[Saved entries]
>>>
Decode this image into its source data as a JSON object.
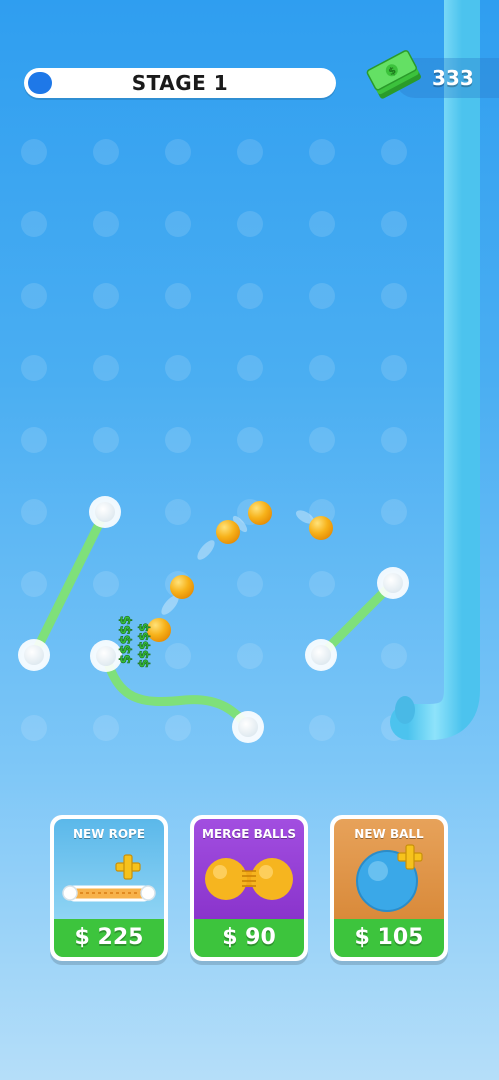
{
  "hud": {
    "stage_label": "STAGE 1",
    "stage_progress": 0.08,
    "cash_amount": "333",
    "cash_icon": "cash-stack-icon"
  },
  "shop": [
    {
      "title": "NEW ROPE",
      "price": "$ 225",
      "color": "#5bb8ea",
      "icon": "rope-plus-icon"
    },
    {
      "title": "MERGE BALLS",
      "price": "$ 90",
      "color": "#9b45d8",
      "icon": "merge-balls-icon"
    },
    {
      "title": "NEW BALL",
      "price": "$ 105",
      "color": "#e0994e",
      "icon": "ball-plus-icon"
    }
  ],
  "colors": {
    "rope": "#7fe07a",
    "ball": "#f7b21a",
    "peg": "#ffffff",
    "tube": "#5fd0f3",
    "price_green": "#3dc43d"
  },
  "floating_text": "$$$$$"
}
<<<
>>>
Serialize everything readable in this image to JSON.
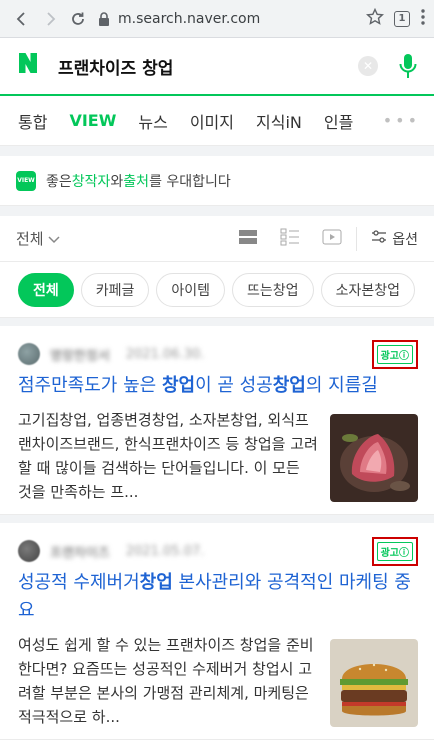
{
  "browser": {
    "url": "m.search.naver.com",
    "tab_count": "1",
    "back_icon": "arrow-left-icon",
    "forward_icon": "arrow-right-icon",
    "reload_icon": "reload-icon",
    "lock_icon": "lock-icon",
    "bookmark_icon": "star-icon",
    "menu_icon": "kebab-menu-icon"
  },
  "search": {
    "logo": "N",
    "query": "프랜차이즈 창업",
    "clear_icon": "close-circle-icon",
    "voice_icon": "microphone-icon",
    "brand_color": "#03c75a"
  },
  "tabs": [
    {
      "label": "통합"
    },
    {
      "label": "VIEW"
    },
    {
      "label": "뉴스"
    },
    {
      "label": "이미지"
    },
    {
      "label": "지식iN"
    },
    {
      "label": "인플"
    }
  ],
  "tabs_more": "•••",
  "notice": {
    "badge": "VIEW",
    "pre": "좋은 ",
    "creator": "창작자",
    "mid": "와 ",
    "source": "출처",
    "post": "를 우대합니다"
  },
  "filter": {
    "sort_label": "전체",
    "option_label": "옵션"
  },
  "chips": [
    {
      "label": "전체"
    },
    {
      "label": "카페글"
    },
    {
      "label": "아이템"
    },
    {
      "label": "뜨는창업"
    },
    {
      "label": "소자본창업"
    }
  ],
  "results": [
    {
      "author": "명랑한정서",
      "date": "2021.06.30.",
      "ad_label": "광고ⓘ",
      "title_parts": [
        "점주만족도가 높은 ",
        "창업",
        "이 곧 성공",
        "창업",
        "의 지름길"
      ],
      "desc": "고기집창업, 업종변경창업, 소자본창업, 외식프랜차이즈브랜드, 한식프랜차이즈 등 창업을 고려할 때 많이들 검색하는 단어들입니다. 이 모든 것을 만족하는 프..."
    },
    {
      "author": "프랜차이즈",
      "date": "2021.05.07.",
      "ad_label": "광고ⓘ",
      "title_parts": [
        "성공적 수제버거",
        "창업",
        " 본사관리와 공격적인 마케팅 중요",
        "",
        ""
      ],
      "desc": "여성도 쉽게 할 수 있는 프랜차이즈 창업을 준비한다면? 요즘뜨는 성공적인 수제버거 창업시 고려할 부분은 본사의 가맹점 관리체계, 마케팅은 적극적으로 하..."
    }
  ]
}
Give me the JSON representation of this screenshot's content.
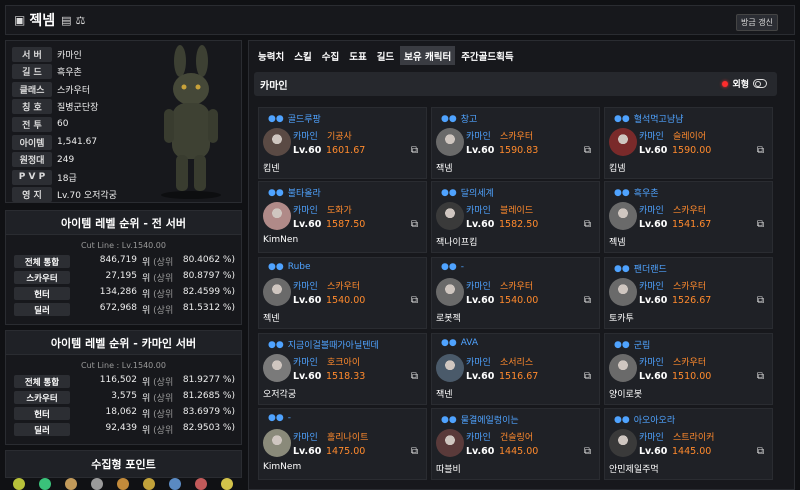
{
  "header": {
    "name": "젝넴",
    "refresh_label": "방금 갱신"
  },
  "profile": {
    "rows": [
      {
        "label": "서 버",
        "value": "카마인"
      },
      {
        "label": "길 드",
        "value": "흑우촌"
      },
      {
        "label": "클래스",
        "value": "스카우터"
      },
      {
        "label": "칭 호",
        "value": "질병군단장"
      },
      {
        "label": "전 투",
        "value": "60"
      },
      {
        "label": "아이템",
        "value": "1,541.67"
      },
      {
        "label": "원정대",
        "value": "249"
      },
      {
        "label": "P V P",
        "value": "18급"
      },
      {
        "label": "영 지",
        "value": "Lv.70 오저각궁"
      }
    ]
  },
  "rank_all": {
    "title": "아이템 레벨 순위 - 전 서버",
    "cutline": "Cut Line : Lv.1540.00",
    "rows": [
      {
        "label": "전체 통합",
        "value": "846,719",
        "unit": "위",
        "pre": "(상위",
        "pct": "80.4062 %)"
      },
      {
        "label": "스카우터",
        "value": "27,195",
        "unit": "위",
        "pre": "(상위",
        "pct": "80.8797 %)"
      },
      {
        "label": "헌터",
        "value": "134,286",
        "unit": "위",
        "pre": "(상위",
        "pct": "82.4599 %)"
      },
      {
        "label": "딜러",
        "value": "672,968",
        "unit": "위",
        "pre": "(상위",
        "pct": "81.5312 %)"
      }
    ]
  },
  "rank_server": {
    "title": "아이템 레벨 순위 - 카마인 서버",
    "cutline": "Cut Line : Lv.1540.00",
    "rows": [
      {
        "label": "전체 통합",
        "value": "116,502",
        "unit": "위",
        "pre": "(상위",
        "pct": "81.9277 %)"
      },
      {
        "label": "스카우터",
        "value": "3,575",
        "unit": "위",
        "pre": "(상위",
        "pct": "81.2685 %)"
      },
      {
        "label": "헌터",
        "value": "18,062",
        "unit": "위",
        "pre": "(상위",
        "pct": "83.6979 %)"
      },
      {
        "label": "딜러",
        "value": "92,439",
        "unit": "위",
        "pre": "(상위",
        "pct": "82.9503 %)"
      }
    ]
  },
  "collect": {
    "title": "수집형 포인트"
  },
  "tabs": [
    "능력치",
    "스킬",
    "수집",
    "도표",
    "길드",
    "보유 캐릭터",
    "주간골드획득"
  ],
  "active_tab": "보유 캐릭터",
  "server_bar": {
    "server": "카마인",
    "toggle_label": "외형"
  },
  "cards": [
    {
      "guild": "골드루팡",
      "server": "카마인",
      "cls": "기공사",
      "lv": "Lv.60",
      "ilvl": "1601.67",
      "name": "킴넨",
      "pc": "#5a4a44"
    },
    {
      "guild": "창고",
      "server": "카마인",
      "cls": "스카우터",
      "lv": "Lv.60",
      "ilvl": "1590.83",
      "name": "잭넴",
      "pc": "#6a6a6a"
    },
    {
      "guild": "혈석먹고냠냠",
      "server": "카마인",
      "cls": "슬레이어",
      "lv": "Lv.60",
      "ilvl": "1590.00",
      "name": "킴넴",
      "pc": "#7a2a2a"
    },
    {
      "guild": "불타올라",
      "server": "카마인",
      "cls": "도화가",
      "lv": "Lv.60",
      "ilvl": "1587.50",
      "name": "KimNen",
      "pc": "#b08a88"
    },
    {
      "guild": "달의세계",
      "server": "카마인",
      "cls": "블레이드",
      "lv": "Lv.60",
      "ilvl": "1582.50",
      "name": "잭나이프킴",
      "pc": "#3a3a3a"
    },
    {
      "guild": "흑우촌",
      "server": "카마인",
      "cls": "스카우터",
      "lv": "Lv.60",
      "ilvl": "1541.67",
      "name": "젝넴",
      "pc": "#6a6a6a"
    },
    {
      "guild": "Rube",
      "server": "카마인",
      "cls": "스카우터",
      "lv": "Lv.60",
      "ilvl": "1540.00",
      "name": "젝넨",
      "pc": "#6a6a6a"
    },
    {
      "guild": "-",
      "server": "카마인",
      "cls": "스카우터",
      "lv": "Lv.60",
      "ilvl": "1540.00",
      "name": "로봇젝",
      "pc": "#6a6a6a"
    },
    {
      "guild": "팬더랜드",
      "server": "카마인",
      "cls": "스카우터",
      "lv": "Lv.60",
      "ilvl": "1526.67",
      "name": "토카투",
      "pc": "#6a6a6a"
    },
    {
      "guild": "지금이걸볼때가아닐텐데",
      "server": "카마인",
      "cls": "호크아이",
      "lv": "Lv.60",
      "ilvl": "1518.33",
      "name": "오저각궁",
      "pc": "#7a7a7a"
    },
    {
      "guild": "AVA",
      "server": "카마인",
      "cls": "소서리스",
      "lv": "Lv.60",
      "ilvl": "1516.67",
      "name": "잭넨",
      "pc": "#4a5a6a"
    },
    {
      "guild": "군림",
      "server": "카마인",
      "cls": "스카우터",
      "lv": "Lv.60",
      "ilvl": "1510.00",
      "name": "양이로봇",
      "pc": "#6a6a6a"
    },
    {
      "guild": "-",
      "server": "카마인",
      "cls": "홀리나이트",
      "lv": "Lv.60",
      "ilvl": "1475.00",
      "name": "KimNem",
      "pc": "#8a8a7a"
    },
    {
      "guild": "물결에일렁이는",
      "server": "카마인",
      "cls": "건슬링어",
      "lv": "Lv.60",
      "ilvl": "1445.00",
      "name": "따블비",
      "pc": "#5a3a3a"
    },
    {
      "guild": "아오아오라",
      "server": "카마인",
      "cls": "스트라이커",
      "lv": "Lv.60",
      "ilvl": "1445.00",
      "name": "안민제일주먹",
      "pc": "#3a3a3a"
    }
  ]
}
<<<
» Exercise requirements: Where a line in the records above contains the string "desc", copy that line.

» Result of this exercise:
      "desc": "고기집창업, 업종변경창업, 소자본창업, 외식프랜차이즈브랜드, 한식프랜차이즈 등 창업을 고려할 때 많이들 검색하는 단어들입니다. 이 모든 것을 만족하는 프..."
      "desc": "여성도 쉽게 할 수 있는 프랜차이즈 창업을 준비한다면? 요즘뜨는 성공적인 수제버거 창업시 고려할 부분은 본사의 가맹점 관리체계, 마케팅은 적극적으로 하..."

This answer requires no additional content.